The first buds of hair sprouted while I was recovering from the final round of chemotherapy. It came as a true shock to scratch one morning and discover peach-fuzz. Then it grew fuzzier and fuzzier, like a short-haired feline. I reached to feel for it more often, but the wigs remained.

The night I returned to Miami, to my college apartment, I realized that I’d forgotten about the largest mirror of all—the monster over my sink. I got dolled up in front of it so many days and nights before cancer. Cranberry lipstick, gold eyeshadow—naughty but joyous! I remembered those days of makeup and blow drying—all in the name of freshman first impressions! I took a breath then cried. I cried a lot during cancer, but this was louder, and freer.

I didn’t want to see my head without hair. I vowed to never look.

I decided it was time to pull back the wig. It fell onto the vanity. The mirror revealed someone I didn’t know but looked vaguely familiar. The long fuzz was somehow chestnut brown, almost black. I used to be blonde. I frankly expected a punkier crew-cut vibe happening under there, imagining Drew Barrymore’s infamous pixie. But I was a human mushroom. An ugly Chia-Pet.

How could I appreciate a second chance when I felt so betrayed by my own reflection? I sat in my closet on the rough mauve carpet, knees to chest, and cried some more. During the absolute meltdown I noticed a new sensation. The air touched my head. I could feel my scalp. Like an angel’s whisper. It tingled but wasn’t itchy. It was breathing. Finally.

That moment helped me stand up and walk back over to the monster. We meet again. I stroked my head carefully, back and forth, like an antique egg, squinting. I grabbed the Rolls Royce wig from its felt bag for the very first time. I threw it on, made a slight adjustment, and headed out to reunite with my friends.

From that evening onwards, I carried a braver head on my shoulders. I was no longer immobilized by the occasional glance at myself. Or other people’s glances. When people stared at me, and they did, well, their opinion of me didn’t matter. Nothing mattered more than the survival of the woman in the mirror.

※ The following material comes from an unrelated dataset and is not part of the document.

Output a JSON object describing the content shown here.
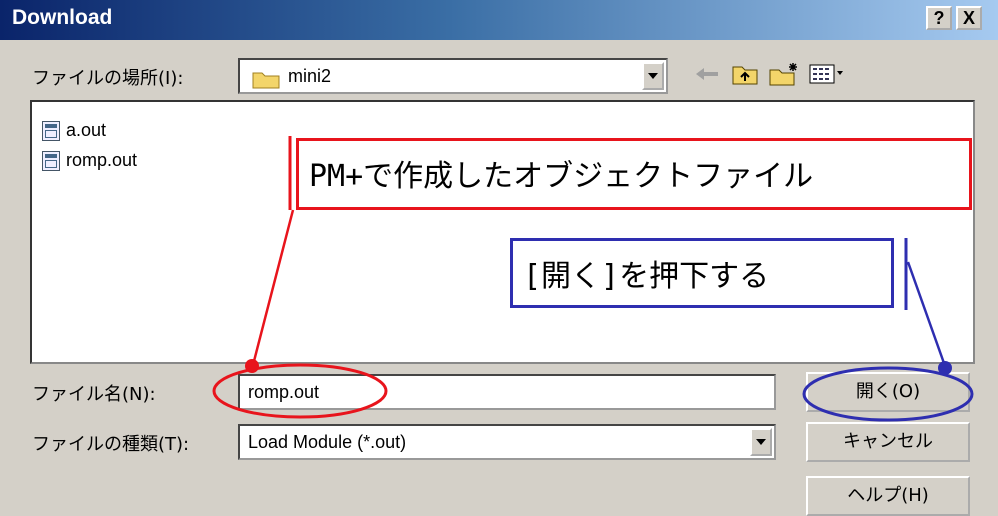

Jenni Dawn Muro is a professional survivor, from a cancer diagnosis in her teens to a spinal cord and brain injury just a few years ago. Jenni also braved a career in Hollywood working with some of the most famous talent in the world. Now a mother to an eight year old and two rescue dogs, she lives with her family in Tennessee. Most recently, Jenni was diagnosed with Lyme disease. She currently works as an entertainment consultant and is at work on a memoir.